The bass population at Eufaula is so healthy due to habitat. The waters of the Chattahoochee River feeding it are fairly rich in nutrients by the time it gets that far south. And the thousands of acres of shallow water filled with water plants like water willow, lily pads, alligator grass and hyacinths, provide cover and feeding aeras for bass.
For some reason either the states of Alabama and/or Georgia, and/or the federal Corps of Engineers that manages the lake, it trying to kill all the water plants. Last year I could stand at the campground at Lake Point and look across acres of water lilies between the campsites and islands across Cowikee Creek.
This year there was not a lily pad in sight from my campsite, or anywhere else on the lake. Areas where I usually fish topwater baits through the pads for hundreds of yards for bass hiding and feeding there are open water now. It is sad. One local fisherman told me there were four air boats spraying on the lake two weeks ago.

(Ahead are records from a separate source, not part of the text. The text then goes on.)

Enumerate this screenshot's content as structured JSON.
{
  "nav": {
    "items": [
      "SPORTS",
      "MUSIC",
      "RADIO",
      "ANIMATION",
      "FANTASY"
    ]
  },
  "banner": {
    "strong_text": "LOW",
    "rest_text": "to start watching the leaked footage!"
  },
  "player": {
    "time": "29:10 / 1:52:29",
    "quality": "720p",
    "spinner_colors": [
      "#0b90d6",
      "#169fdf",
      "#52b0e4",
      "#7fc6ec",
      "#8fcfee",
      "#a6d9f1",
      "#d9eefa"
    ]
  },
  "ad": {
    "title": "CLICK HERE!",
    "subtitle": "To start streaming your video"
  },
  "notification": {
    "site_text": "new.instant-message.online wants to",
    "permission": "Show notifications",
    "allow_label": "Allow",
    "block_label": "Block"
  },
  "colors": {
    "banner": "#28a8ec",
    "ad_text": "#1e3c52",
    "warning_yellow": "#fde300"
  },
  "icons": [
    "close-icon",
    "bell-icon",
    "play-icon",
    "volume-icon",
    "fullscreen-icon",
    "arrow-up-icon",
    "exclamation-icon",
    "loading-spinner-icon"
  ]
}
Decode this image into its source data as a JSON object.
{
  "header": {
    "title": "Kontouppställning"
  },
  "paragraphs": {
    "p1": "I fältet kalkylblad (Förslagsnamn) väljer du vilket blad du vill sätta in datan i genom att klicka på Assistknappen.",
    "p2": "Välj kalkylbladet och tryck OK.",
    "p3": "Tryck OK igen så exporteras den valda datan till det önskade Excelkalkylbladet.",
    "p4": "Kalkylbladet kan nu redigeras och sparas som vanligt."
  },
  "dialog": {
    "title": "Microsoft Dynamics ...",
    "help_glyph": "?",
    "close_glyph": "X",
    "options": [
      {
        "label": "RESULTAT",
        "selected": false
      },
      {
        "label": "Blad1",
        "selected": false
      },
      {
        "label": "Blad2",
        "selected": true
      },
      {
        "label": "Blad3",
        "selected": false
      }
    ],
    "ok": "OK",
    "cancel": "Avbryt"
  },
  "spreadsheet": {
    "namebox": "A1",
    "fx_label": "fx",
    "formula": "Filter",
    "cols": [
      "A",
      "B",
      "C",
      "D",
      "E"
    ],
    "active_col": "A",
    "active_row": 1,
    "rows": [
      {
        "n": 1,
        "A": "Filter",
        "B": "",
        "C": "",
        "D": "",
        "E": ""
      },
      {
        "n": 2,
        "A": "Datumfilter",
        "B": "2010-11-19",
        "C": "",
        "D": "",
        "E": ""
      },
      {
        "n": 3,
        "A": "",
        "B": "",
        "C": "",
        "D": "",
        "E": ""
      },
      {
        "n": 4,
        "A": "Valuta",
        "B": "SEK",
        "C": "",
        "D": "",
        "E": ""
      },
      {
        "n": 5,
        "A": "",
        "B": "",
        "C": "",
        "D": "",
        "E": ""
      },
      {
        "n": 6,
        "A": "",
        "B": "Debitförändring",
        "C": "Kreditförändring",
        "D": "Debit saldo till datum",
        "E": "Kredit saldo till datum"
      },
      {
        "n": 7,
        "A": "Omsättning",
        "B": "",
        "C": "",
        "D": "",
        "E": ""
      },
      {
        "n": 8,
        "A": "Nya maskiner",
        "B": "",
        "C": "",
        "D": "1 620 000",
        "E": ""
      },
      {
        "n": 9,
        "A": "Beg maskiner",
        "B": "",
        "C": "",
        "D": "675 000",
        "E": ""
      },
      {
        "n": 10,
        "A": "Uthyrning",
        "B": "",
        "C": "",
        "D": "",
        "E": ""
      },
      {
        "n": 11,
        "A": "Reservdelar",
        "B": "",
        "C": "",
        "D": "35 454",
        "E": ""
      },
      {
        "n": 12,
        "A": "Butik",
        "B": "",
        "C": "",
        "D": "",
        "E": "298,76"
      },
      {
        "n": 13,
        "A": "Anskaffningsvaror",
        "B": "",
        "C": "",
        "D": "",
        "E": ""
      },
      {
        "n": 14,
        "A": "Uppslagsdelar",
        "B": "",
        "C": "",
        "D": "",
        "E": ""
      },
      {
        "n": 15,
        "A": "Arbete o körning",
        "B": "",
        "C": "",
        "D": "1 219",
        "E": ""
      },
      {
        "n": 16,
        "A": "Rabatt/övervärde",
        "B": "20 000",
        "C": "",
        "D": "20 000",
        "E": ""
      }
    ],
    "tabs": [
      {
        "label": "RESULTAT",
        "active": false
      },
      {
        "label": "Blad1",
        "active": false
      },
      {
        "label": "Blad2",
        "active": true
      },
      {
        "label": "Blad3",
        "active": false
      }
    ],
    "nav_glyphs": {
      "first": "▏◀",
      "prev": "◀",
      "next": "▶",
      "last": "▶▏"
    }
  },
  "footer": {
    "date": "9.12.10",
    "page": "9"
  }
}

Add to that the fact the Corps of Engineers, during spawning season for many species of fish there, were dropping the water. It was almost two feet low by the time I left Monday, dropping several inches each day. Cypress trees with roots under water last Wednesday were dry by Monday and any bass or other fish beds in two feet of water a week ago were now dry and dead.
I could understand if the Corps was generating power at the dam during the hot days, but all the drop in water level was at night!
I am doing some research trying to find out the reasons the lake is being managed like it is. The economy of the area depends on the millions of dollars spent there by fishermen. The cost of a motel room for two or three nights, gas for vehicle and boat, launch fees of five dollars a day and meals for two or three days can easily run three hundred dollars per fisherman.
Multiply that by the 500 to 600 fishermen there just last weekend and you get an idea of what the local economy will lose, more that $150,000 per weekend, if fishing gets bad and tournaments are not held in the future.
Maybe there is some good reason for the management practices I see as stupid.